- At a training session, ask servers to write down at least three descriptive adjectives or phrases for each dessert you offer. Use role-playing to help them incorporate those adjectives into their sales dialogue.
- Train servers to be prepared when guests hesitate about ordering desserts. If guests are in a hurry, they may love the idea of taking a dessert to go. Guests in a party of two or more may say they’re “too full” for dessert, but would be tempted by the idea of ordering one dessert with a few extra forks.
- Consider creating seasonal limited-time-only dessert items, paired with a specialty coffee or liqueur, and promote the combination with table tents, menu inserts and/or uniform buttons.
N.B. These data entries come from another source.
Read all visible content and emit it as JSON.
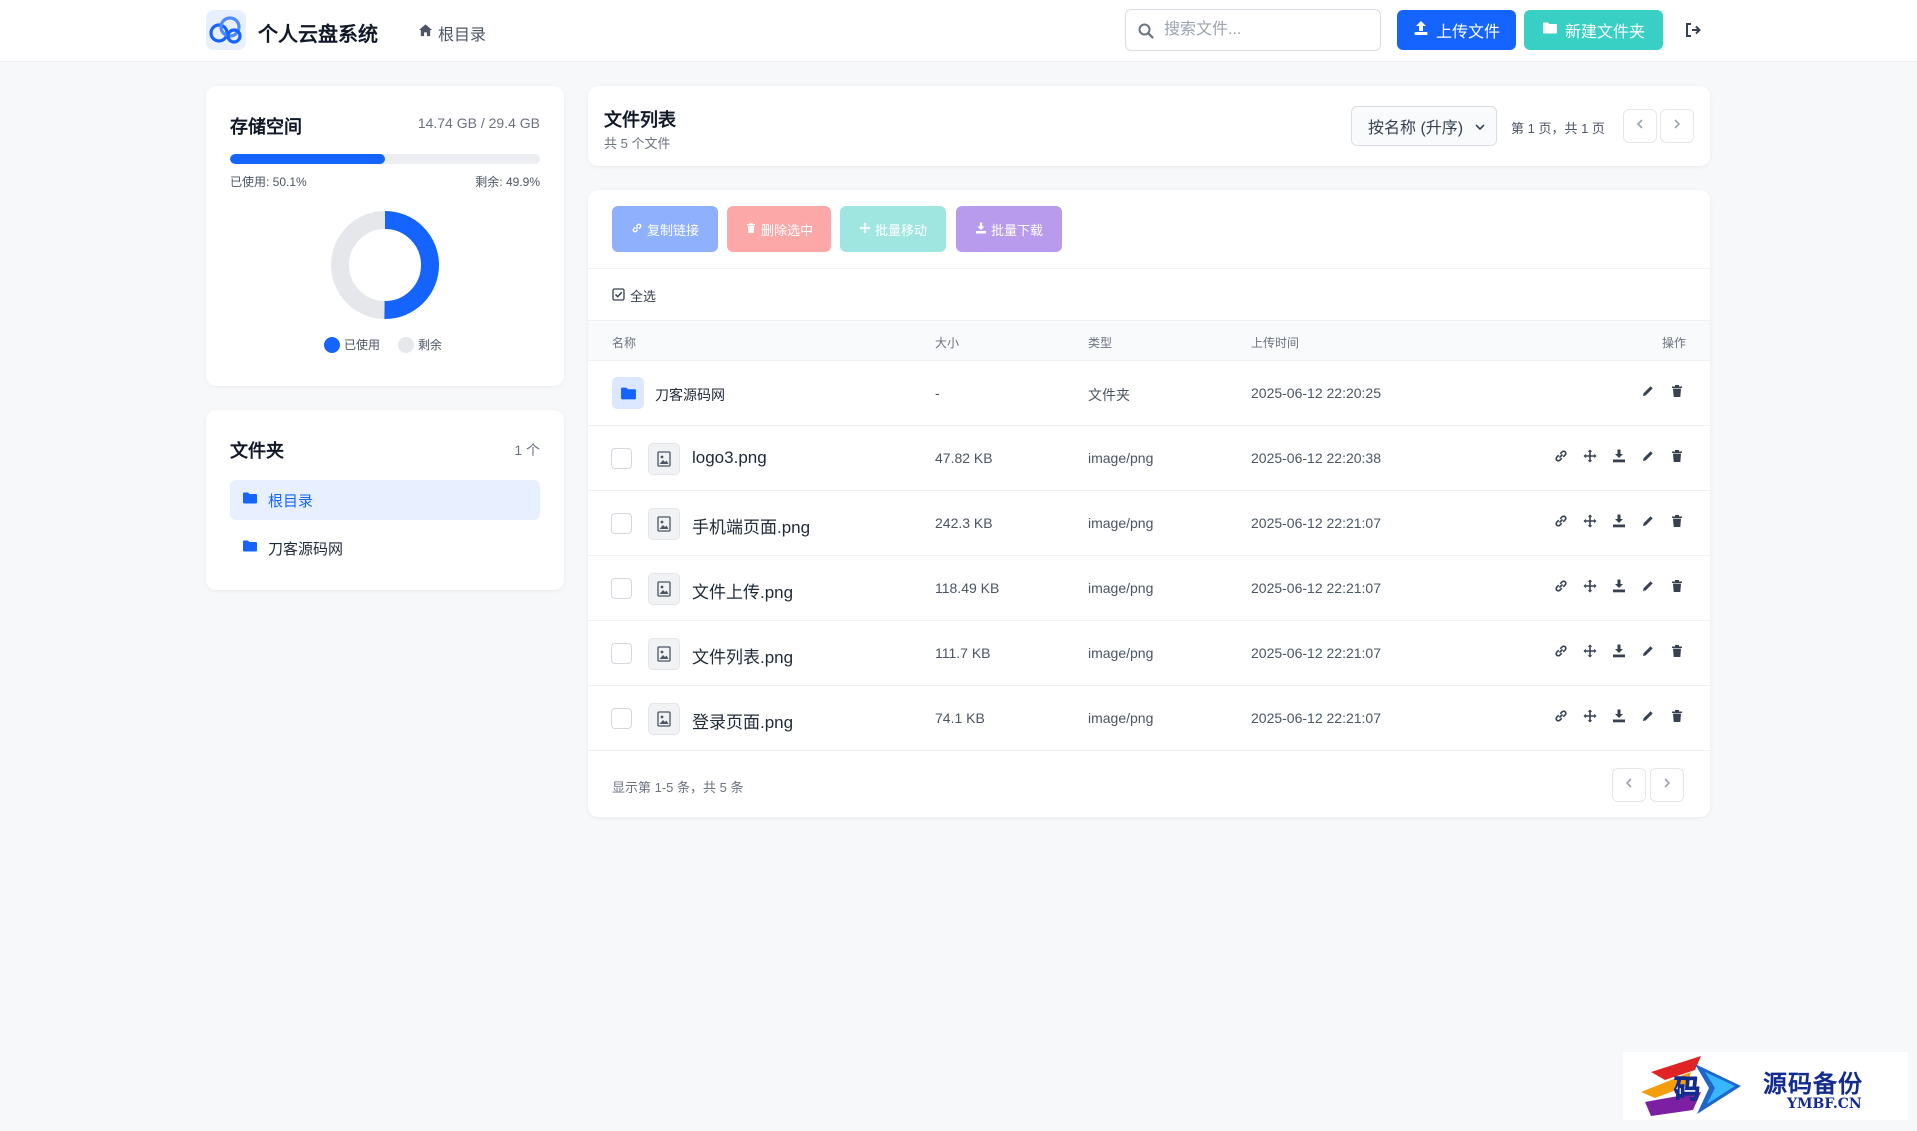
{
  "header": {
    "app_title": "个人云盘系统",
    "breadcrumb": "根目录",
    "search_placeholder": "搜索文件...",
    "upload_label": "上传文件",
    "new_folder_label": "新建文件夹"
  },
  "storage": {
    "title": "存储空间",
    "amount": "14.74 GB / 29.4 GB",
    "used_percent": 50.1,
    "used_label": "已使用: 50.1%",
    "free_label": "剩余: 49.9%",
    "legend_used": "已使用",
    "legend_free": "剩余",
    "used_color": "#1664ff",
    "free_color": "#e5e7eb"
  },
  "folders": {
    "title": "文件夹",
    "count": "1 个",
    "items": [
      {
        "label": "根目录",
        "active": true
      },
      {
        "label": "刀客源码网",
        "active": false
      }
    ]
  },
  "file_list": {
    "title": "文件列表",
    "subtitle": "共 5 个文件",
    "sort_value": "按名称 (升序)",
    "page_info": "第 1 页，共 1 页"
  },
  "bulk_actions": {
    "copy_link": "复制链接",
    "delete_selected": "删除选中",
    "batch_move": "批量移动",
    "batch_download": "批量下载"
  },
  "table": {
    "select_all": "全选",
    "headers": {
      "name": "名称",
      "size": "大小",
      "type": "类型",
      "time": "上传时间",
      "actions": "操作"
    },
    "rows": [
      {
        "name": "刀客源码网",
        "size": "-",
        "type": "文件夹",
        "time": "2025-06-12 22:20:25",
        "is_folder": true
      },
      {
        "name": "logo3.png",
        "size": "47.82 KB",
        "type": "image/png",
        "time": "2025-06-12 22:20:38",
        "is_folder": false
      },
      {
        "name": "手机端页面.png",
        "size": "242.3 KB",
        "type": "image/png",
        "time": "2025-06-12 22:21:07",
        "is_folder": false
      },
      {
        "name": "文件上传.png",
        "size": "118.49 KB",
        "type": "image/png",
        "time": "2025-06-12 22:21:07",
        "is_folder": false
      },
      {
        "name": "文件列表.png",
        "size": "111.7 KB",
        "type": "image/png",
        "time": "2025-06-12 22:21:07",
        "is_folder": false
      },
      {
        "name": "登录页面.png",
        "size": "74.1 KB",
        "type": "image/png",
        "time": "2025-06-12 22:21:07",
        "is_folder": false
      }
    ],
    "footer_info": "显示第 1-5 条，共 5 条"
  },
  "watermark": {
    "name": "源码备份",
    "domain": "YMBF.CN",
    "glyph": "码"
  }
}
Role-Play to Sell More Desserts
When suggesting desserts, make it easy for guests to say “yes!” The canned order-taking line sounds something like, “Do you want some dessert?” or, worse, “Did you save room for dessert?” This is begging the guest to say “no.” Listen to this exchange instead:
Server, clearing plates: “I’m glad to see you enjoyed the special!”
Guest: “Thanks for the recommendation, it was delicious.”
Server: “Great! Now you’re ready for the best part of the meal — dessert! Our homemade pie today is fresh peach, and it’s even better with a scoop of cinnamon ice cream. And our chocolate mousse is drizzled with fresh whipped cream and topped with strawberries dipped in white chocolate… it’s to die for!”
Guest, looking at spouse: “I don’t know; I’m pretty full.”
Server: “All our desserts come with more than one fork. Which would you prefer?”
Guests, together: “Bring on the pie!”
Now doesn’t that sound better?